(Dataset)
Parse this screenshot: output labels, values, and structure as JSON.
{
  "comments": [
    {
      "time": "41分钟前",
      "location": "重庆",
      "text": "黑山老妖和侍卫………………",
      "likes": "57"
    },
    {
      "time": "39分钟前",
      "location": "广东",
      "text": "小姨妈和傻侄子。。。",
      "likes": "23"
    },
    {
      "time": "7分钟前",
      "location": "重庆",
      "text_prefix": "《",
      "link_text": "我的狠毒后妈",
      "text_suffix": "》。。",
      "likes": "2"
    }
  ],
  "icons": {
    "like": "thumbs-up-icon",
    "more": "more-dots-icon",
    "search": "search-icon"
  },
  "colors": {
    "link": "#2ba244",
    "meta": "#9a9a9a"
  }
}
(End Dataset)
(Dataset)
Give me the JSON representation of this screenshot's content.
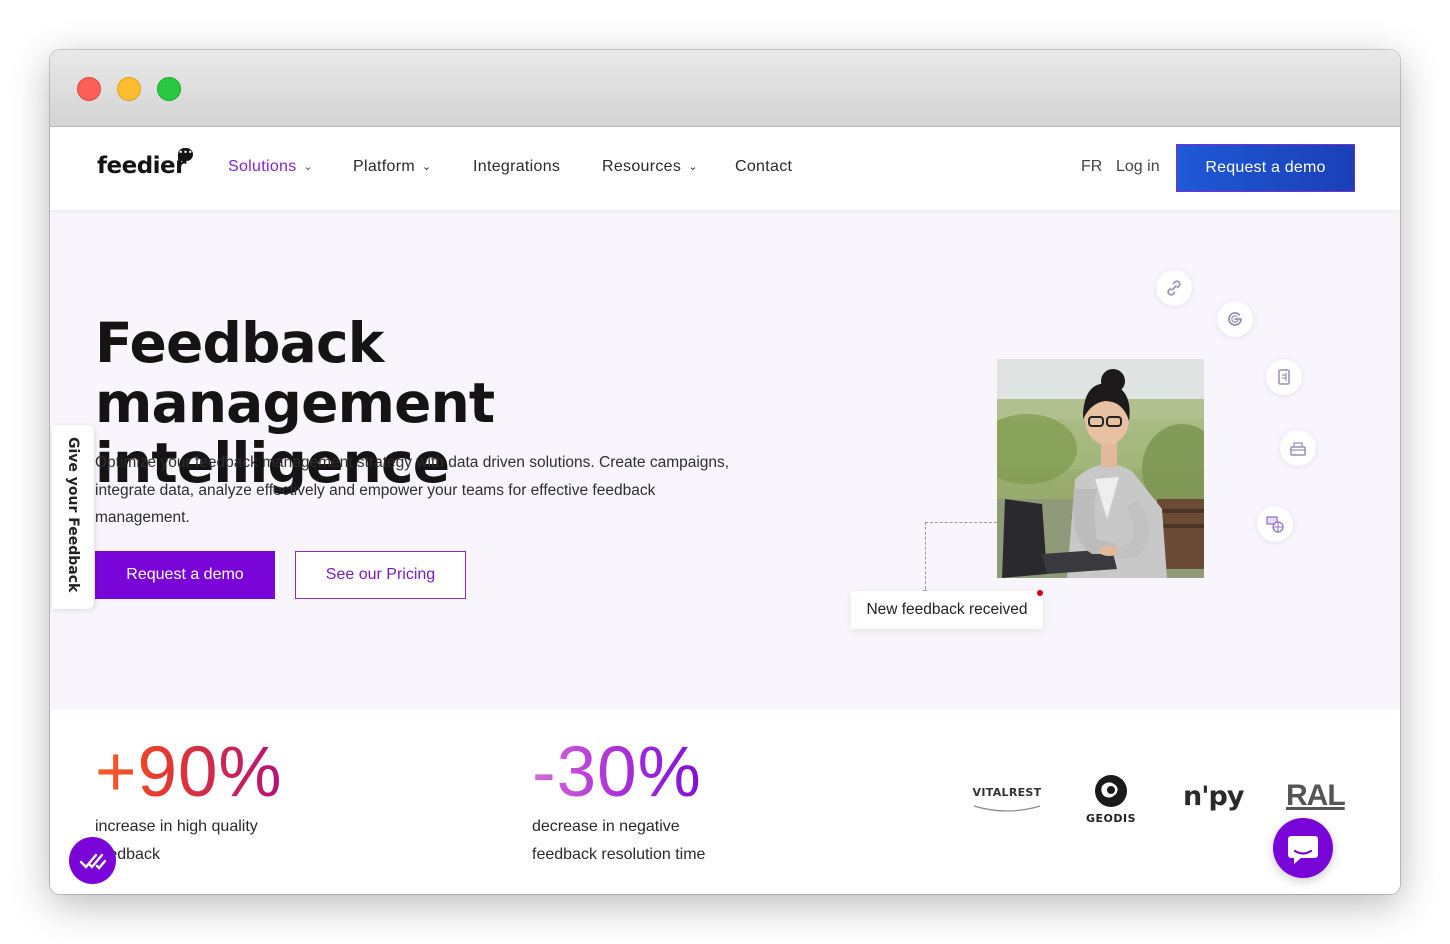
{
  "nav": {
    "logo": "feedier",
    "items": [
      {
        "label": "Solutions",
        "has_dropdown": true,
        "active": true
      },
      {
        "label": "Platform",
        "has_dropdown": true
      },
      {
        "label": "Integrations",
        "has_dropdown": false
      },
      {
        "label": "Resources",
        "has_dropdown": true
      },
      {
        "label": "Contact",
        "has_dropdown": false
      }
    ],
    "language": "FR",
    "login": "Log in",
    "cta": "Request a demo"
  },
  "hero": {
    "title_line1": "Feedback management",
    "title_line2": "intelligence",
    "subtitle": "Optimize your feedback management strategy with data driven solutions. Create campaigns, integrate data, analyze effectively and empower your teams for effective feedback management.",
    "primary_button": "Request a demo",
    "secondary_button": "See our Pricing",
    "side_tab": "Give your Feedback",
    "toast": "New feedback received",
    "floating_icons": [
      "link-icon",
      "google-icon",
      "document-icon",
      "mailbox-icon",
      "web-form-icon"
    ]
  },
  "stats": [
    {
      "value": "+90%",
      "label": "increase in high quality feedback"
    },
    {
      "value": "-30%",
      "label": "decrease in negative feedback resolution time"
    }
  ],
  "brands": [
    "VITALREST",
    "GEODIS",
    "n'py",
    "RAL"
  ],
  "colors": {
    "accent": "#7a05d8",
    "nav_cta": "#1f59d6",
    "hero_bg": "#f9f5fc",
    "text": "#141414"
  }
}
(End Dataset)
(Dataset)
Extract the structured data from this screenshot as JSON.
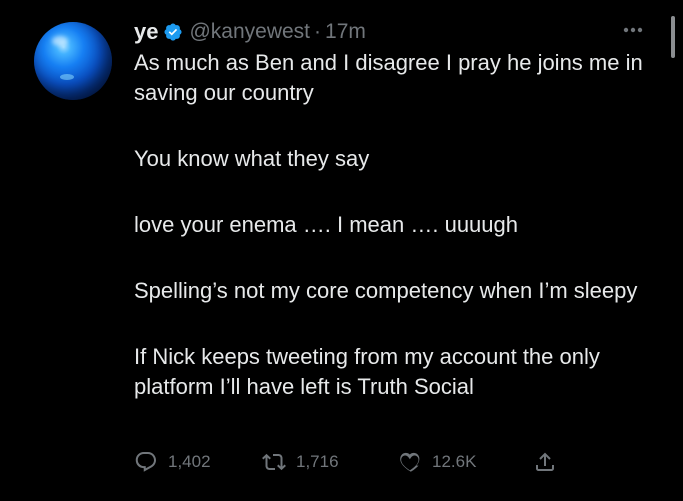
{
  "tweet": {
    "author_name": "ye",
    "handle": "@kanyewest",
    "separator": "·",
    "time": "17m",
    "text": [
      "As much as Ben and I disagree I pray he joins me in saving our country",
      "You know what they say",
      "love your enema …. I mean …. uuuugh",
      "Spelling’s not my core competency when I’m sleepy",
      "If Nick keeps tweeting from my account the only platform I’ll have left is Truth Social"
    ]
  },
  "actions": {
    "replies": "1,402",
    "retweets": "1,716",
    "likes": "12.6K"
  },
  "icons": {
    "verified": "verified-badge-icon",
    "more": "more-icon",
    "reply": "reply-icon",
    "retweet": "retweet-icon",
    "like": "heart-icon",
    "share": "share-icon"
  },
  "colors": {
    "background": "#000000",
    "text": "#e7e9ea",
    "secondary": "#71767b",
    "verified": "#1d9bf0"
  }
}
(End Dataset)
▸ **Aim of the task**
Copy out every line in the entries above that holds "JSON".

▸ **Exercise solution**
Parse this screenshot: output labels, values, and structure as JSON.
Give me the JSON representation of this screenshot's content.
Extract the structured data from this screenshot as JSON.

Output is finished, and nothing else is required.